__About this exercise__
Spot each line in the data below containing "arrow" and copy it.

Given data: Begin

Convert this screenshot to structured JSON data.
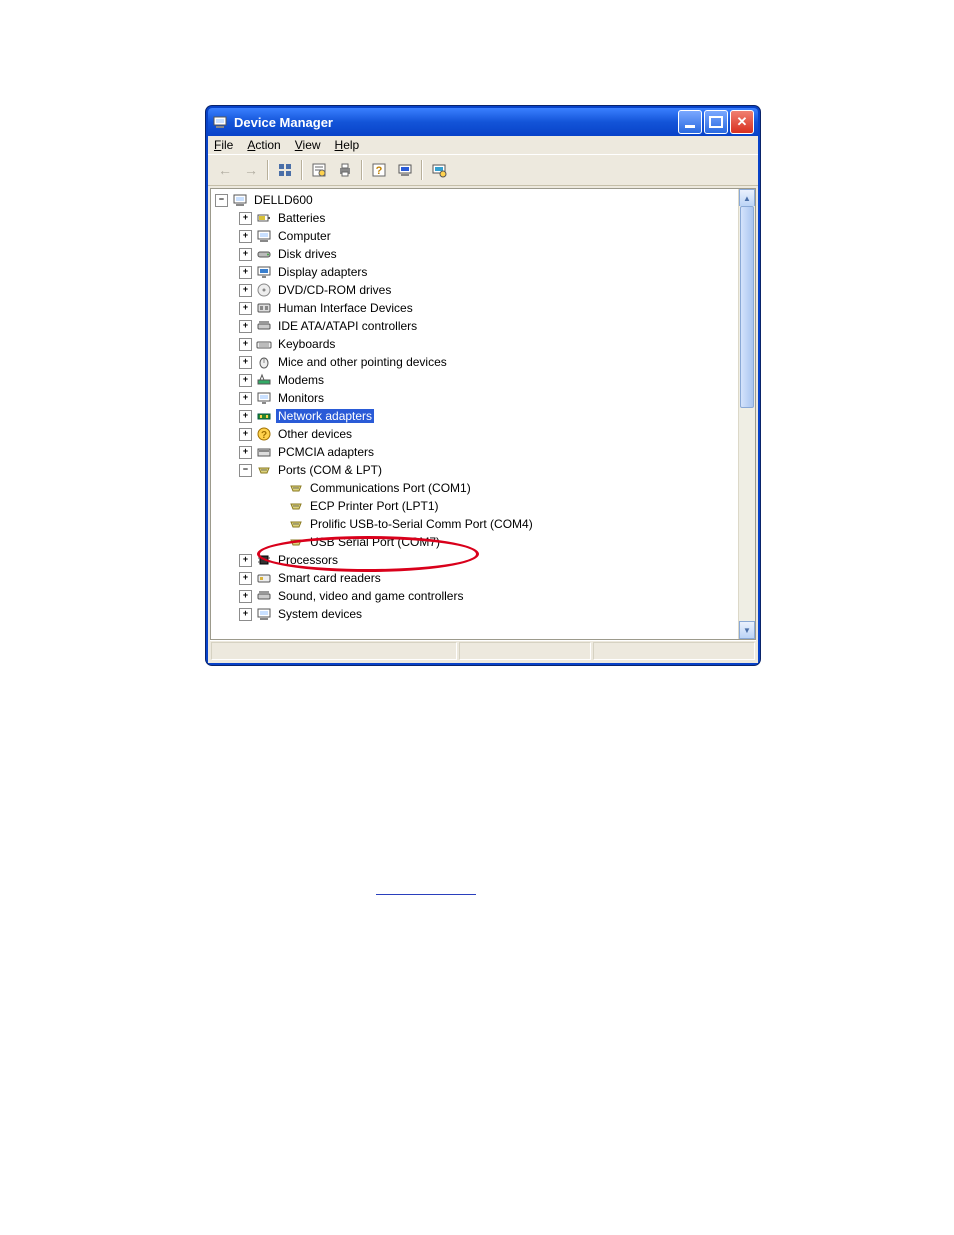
{
  "window": {
    "title": "Device Manager"
  },
  "menubar": {
    "file": "File",
    "action": "Action",
    "view": "View",
    "help": "Help"
  },
  "toolbar_icons": {
    "back": "back-arrow-icon",
    "forward": "forward-arrow-icon",
    "up": "view-icon",
    "properties": "properties-icon",
    "print": "print-icon",
    "help": "help-icon",
    "scan": "scan-icon",
    "extra": "monitor-icon"
  },
  "tree": {
    "root": "DELLD600",
    "nodes": [
      {
        "label": "Batteries",
        "exp": "+"
      },
      {
        "label": "Computer",
        "exp": "+"
      },
      {
        "label": "Disk drives",
        "exp": "+"
      },
      {
        "label": "Display adapters",
        "exp": "+"
      },
      {
        "label": "DVD/CD-ROM drives",
        "exp": "+"
      },
      {
        "label": "Human Interface Devices",
        "exp": "+"
      },
      {
        "label": "IDE ATA/ATAPI controllers",
        "exp": "+"
      },
      {
        "label": "Keyboards",
        "exp": "+"
      },
      {
        "label": "Mice and other pointing devices",
        "exp": "+"
      },
      {
        "label": "Modems",
        "exp": "+"
      },
      {
        "label": "Monitors",
        "exp": "+"
      },
      {
        "label": "Network adapters",
        "exp": "+",
        "selected": true
      },
      {
        "label": "Other devices",
        "exp": "+"
      },
      {
        "label": "PCMCIA adapters",
        "exp": "+"
      },
      {
        "label": "Ports (COM & LPT)",
        "exp": "-",
        "children": [
          {
            "label": "Communications Port (COM1)"
          },
          {
            "label": "ECP Printer Port (LPT1)"
          },
          {
            "label": "Prolific USB-to-Serial Comm Port (COM4)"
          },
          {
            "label": "USB Serial Port (COM7)",
            "circled": true
          }
        ]
      },
      {
        "label": "Processors",
        "exp": "+"
      },
      {
        "label": "Smart card readers",
        "exp": "+"
      },
      {
        "label": "Sound, video and game controllers",
        "exp": "+"
      },
      {
        "label": "System devices",
        "exp": "+"
      }
    ]
  },
  "scrollbar": {
    "up": "▲",
    "down": "▼"
  }
}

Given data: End

__Exercise solution__
    "back": "back-arrow-icon",
    "forward": "forward-arrow-icon",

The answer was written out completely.